Interior Minister Süleyman Soylu said the country would not be a “hotel” for foreign militants, who will be returned even if they have been stripped of citizenship.
The issue came to a head after Dutch officials declared they had started the process to revoke citizenship of two Dutch members of Daesh who were arrested in Ankara last week.
Named by local press as Kaoutar S. and Fatima H., the two women are said to have first come to Turkey in 2013 and illegally crossed into Syria where they married Daesh fighters.
The pair, of dual Dutch-Moroccan nationality, returned to Turkey after their husbands were killed. When they appealed to the Dutch Embassy in Ankara to be allowed to return home, the Dutch authorities started the process to strip them of their citizenship.
“Netherlands is not the only one to follow this process; Britain is doing the same,” Mr Soylu told reporters in Ankara.
Acknowledging that prisoners were being left “stateless” as a result, the Minister said, “We [Turkey] are not a hotel for Daesh members of any country.”
He referred to Turkey’s bi-lateral agreements with these countries, highlighting that they covered “mutual extradition”.
Mr Soylu added, “It is not acceptable for us [to hear] ‘I stripped them of the citizenship, you take care of it’. This is also irresponsibility.”
Following Turkey’s military operation in northern Syria, Kurdish fighters previously guarding camps holding Daesh prisoners have left, leaving the Turks to deal with foreign captives.
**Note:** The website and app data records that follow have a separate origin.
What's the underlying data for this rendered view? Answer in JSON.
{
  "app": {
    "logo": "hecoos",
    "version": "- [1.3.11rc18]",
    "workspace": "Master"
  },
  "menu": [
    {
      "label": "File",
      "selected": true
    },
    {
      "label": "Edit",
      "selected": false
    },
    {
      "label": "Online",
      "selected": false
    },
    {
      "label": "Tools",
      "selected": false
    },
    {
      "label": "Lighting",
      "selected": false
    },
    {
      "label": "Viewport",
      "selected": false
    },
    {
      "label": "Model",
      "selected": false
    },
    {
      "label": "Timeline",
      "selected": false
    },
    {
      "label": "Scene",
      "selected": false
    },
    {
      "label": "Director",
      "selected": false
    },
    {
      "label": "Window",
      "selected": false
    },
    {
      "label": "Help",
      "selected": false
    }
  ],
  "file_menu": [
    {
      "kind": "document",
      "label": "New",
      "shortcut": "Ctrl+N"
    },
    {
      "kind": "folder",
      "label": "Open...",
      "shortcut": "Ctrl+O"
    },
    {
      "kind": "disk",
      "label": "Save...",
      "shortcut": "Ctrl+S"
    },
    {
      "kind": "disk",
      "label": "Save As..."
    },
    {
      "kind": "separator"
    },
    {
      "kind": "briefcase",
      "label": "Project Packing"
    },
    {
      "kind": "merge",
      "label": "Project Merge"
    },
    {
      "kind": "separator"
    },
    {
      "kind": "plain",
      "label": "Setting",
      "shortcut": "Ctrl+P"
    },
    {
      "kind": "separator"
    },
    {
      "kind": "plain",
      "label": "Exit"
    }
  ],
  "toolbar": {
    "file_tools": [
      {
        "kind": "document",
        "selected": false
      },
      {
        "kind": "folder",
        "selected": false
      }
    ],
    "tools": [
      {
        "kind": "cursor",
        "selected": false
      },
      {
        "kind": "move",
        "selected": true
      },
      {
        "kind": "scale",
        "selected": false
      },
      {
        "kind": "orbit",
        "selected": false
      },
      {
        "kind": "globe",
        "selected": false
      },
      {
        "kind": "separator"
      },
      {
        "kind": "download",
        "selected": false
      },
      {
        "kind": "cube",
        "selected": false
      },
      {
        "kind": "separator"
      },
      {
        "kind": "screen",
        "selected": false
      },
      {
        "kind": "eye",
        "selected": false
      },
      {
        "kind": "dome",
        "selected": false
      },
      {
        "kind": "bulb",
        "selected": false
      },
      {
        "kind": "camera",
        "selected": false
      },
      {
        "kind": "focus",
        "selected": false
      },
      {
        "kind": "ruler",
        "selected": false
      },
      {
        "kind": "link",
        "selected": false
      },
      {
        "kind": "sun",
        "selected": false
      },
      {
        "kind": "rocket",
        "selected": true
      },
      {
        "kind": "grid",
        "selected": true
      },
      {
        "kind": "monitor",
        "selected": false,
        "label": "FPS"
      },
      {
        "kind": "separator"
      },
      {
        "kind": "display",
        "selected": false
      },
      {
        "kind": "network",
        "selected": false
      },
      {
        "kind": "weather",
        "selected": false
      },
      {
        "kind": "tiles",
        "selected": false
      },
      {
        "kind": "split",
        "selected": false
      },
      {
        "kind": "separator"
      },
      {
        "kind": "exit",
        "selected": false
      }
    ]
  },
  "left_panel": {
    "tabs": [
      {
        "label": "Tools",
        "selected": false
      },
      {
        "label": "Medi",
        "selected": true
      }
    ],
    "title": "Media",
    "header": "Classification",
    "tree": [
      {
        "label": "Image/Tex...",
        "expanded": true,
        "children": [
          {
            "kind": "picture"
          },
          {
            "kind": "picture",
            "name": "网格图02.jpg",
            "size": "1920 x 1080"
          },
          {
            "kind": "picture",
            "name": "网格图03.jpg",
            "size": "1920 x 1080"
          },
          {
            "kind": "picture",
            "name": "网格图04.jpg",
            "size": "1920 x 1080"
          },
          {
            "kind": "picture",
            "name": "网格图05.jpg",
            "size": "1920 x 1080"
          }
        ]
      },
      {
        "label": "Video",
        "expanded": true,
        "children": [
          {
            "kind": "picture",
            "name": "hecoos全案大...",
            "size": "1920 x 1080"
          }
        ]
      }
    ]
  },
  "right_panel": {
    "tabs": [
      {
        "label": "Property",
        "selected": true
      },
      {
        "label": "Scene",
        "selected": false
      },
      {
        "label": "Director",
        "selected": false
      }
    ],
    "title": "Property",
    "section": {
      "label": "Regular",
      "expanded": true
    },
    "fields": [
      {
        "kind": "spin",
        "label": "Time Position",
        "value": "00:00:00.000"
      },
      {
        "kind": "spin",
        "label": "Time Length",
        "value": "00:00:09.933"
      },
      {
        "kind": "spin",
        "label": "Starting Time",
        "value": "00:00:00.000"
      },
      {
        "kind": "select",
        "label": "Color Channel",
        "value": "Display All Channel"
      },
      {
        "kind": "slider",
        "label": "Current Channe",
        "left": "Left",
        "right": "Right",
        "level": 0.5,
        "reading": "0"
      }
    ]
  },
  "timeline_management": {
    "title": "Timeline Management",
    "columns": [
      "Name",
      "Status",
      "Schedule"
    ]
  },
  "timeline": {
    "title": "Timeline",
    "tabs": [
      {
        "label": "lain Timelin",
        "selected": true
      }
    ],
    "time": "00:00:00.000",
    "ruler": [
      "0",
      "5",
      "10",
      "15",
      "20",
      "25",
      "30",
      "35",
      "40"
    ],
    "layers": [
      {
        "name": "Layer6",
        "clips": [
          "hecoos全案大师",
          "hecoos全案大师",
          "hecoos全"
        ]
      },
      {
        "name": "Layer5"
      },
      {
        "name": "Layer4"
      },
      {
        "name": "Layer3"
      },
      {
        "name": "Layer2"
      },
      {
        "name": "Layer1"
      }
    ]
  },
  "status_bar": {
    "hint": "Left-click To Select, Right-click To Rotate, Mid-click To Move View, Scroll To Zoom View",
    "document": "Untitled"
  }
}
Mr Soylu said about 1,200 foreign fighters were currently in Turkish prisons, and 287 members and their families were re-captured after escaping from their Syrian camps. He added more fighters were held in deportation centres in Turkey, but didn’t provide statistics.